European Union Report Indicates a Decrease in the Number of Animals Used in Research
EU Report highlights trends in animal research
Earlier this month, the European Commission released the “Seventh Report on the Statistics on the Number of Animals used for Experimental and other Scientific Purposes in the Member States of the European Union” which highlighted trends and significant changes to the use of animals in research. NAVS was pleased to learn that the EU reported a reduction of more than half of a million animals used in research in 2011* compared to 2008 (*France provided data from 2010). The total number of animals used in scientific research in the EU in 2011 was just under 11.5 million. Because the EU collects detailed information on animal usage, including the number of mice, rats and birds used, as well as information on specific usages of animals, much information can be gleaned from this data.
The report breaks down the data to indicate the percentages of animal species used, revealing that mice and rats are the most common animals used, accounting for approximately 75% of all animals used. Cold-blooded animals, like fish, amphibians and reptiles, were the next most frequently used group.
The Report also addresses the specific purposes of the experiments involving animals. This data revealed that over 60% of animals were used for studies of human medicine, veterinary medicine, dentistry and for biological studies of fundamental nature. Of these the categories, research and development for human medicine, dentistry, and veterinary medicine saw the most significant decrease in animal usage from 2008.

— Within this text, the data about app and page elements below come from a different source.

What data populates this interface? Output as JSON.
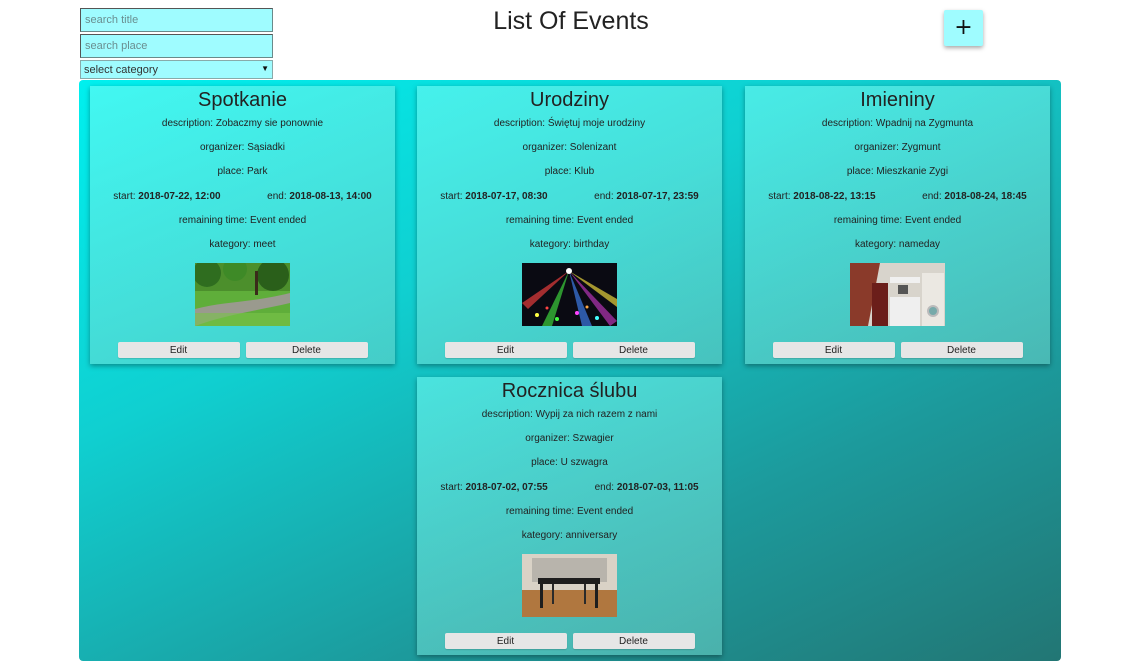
{
  "filters": {
    "title_placeholder": "search title",
    "place_placeholder": "search place",
    "category_selected": "select category"
  },
  "header": {
    "title": "List Of Events",
    "add_label": "+"
  },
  "labels": {
    "description": "description: ",
    "organizer": "organizer: ",
    "place": "place: ",
    "start": "start: ",
    "end": "end: ",
    "remaining": "remaining time: ",
    "category": "kategory: ",
    "edit": "Edit",
    "delete": "Delete"
  },
  "events": [
    {
      "title": "Spotkanie",
      "description": "Zobaczmy sie ponownie",
      "organizer": "Sąsiadki",
      "place": "Park",
      "start": "2018-07-22, 12:00",
      "end": "2018-08-13, 14:00",
      "remaining": "Event ended",
      "category": "meet",
      "image": "park-path-photo"
    },
    {
      "title": "Urodziny",
      "description": "Świętuj moje urodziny",
      "organizer": "Solenizant",
      "place": "Klub",
      "start": "2018-07-17, 08:30",
      "end": "2018-07-17, 23:59",
      "remaining": "Event ended",
      "category": "birthday",
      "image": "disco-lights-photo"
    },
    {
      "title": "Imieniny",
      "description": "Wpadnij na Zygmunta",
      "organizer": "Zygmunt",
      "place": "Mieszkanie Zygi",
      "start": "2018-08-22, 13:15",
      "end": "2018-08-24, 18:45",
      "remaining": "Event ended",
      "category": "nameday",
      "image": "kitchen-photo"
    },
    {
      "title": "Rocznica ślubu",
      "description": "Wypij za nich razem z nami",
      "organizer": "Szwagier",
      "place": "U szwagra",
      "start": "2018-07-02, 07:55",
      "end": "2018-07-03, 11:05",
      "remaining": "Event ended",
      "category": "anniversary",
      "image": "dining-table-photo"
    }
  ]
}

The Report further distinguished the proportion of animals used for studies of human and animal diseases. Of the disease studies, nearly 90% of the animals were used for the study of human disease, including nervous system disorders, cancer, and cardiovascular diseases, while approximately 10% were used to study diseases specific to animals.
NAVS was encouraged to learn that animal research numbers in the EU have declined since 2008, and we appreciate the openness and transparency of this animal use data. The U.S. Department of Agriculture’s Animal and Plant Health Inspection Service (APHIS) does not report animal usage data in the U.S. as transparently, and it is critical that this be changed, as such information is essential for our efforts to identify priorities and to measure progress in changing the way science is conducted. Please contact APHIS and insist that the United States become more open and transparent about use of animals in research in our country. If other countries around the world are already collecting and analyzing such information, there is no good excuse why our country cannot do the same.